Disclaimer, I've never bothered with a protein rest, but have thought about including one on some of my wheat-heavy brews, so thought I would throw my theory out and see if it makes sense to anyone else.
Since I can't help but try to figure out the science behind things, I was trying to remember what the actual enzymes were that the protein rest is meant to activate, so I went back to John Palmer to see what he said
(apologies if this has been updated in the newer versions, I don't have mine in front of me).
If he's correct, there are actually two groups of enzymes active at typical protein rest temps. The first concern the proteases that will help to break down proteins in under-modified malt. These proteins weren't fully broken down during malting, so cutting them into smaller pieces will facilitate the release of starch from the grain. This will also help to cut down on soluble proteins in the wort, which can help if you get chill haze, but if you go too far you can start to diminish the body of the beer.
The second set of enzymes are the beta-glucanases that ASantiago mentioned that will break up the larger starches present in wheat and oats into smaller pieces so that you can avoid problems like stuck sparges. This would also presumably release easier substrates for the amylase enzymes. He even mentions the possibility of aiming on the lower end of the "protein rest" (~100-110F) if you want to avoid the protease activity.
So here's my thought, check and see if it makes any sense.
1. If I was using flaked/raw/rolled wheat or oats (since not malted, would fall under the under-modified category) a typical protein rest around 120-130 would be a good call, both to break down some of the proteins and to break down some of the gummy starches.

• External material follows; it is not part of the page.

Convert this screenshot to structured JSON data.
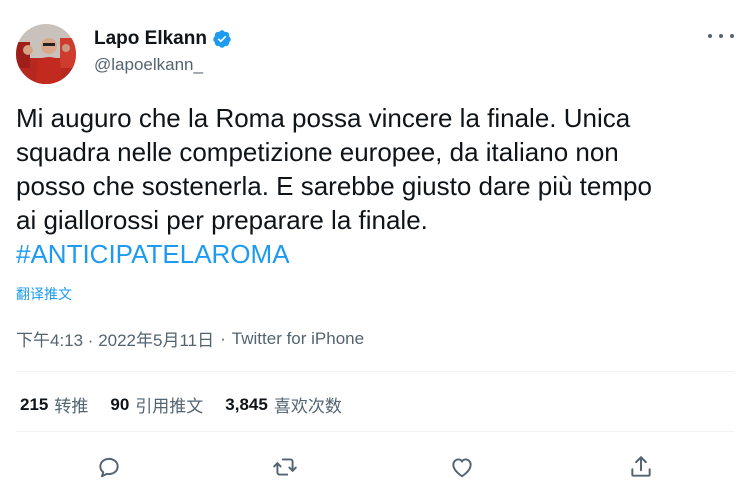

2. If I was using malted wheat or oats (not sure about rye?) I could assume that so long as it wasn't under-modified a protein rest probably isn't necessary. However, a short protein rest, or even a short rest below protein temps (100-110) might help to break down some of the starches, especially if I was having stuck sparge problems.
3. If I wasn't using any or very little wheat or oats, the protein rest might not give any appreciable benefit unless I was also having trouble with another factor, like chill haze.
Sorry for the long post, but does any of that makes sense?